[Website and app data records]
______
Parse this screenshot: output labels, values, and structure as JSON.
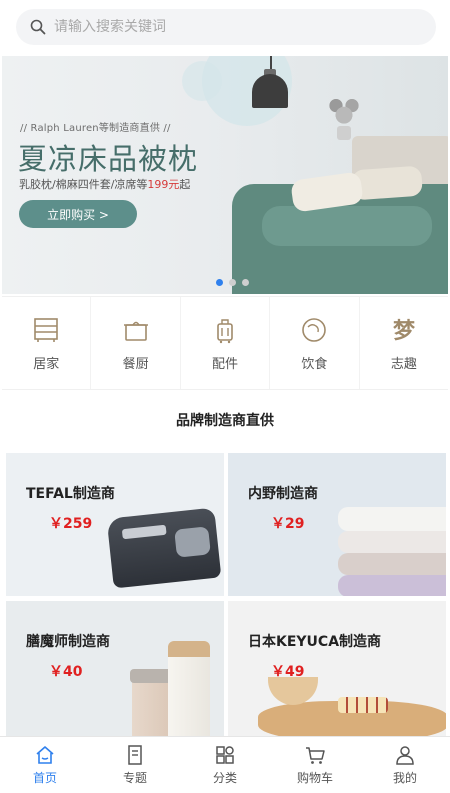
{
  "search": {
    "placeholder": "请输入搜索关键词",
    "icon": "search-icon"
  },
  "banner": {
    "subtitle": "// Ralph Lauren等制造商直供 //",
    "title": "夏凉床品被枕",
    "desc_prefix": "乳胶枕/棉麻四件套/凉席等",
    "desc_price": "199元",
    "desc_suffix": "起",
    "cta_label": "立即购买 >",
    "dot_count": 3,
    "active_dot": 0
  },
  "categories": [
    {
      "label": "居家",
      "icon": "cabinet-icon"
    },
    {
      "label": "餐厨",
      "icon": "pot-icon"
    },
    {
      "label": "配件",
      "icon": "luggage-icon"
    },
    {
      "label": "饮食",
      "icon": "food-icon"
    },
    {
      "label": "志趣",
      "icon": "interest-icon"
    }
  ],
  "section_title": "品牌制造商直供",
  "products": [
    {
      "name": "TEFAL制造商",
      "price": "￥259"
    },
    {
      "name": "内野制造商",
      "price": "￥29"
    },
    {
      "name": "膳魔师制造商",
      "price": "￥40"
    },
    {
      "name": "日本KEYUCA制造商",
      "price": "￥49"
    }
  ],
  "tabbar": {
    "items": [
      {
        "label": "首页",
        "icon": "home-icon",
        "active": true
      },
      {
        "label": "专题",
        "icon": "topic-icon",
        "active": false
      },
      {
        "label": "分类",
        "icon": "category-icon",
        "active": false
      },
      {
        "label": "购物车",
        "icon": "cart-icon",
        "active": false
      },
      {
        "label": "我的",
        "icon": "user-icon",
        "active": false
      }
    ]
  },
  "colors": {
    "accent": "#2f80ed",
    "price": "#e02020",
    "banner_title": "#466e6a",
    "cta": "#5d8f8b",
    "icon": "#a08a6a"
  }
}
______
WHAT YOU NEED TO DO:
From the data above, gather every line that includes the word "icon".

PROBLEM SOLUTION:
    "icon": "search-icon"
      "icon": "cabinet-icon"
      "icon": "pot-icon"
      "icon": "luggage-icon"
      "icon": "food-icon"
      "icon": "interest-icon"
        "icon": "home-icon",
        "icon": "topic-icon",
        "icon": "category-icon",
        "icon": "cart-icon",
        "icon": "user-icon",
    "icon": "#a08a6a"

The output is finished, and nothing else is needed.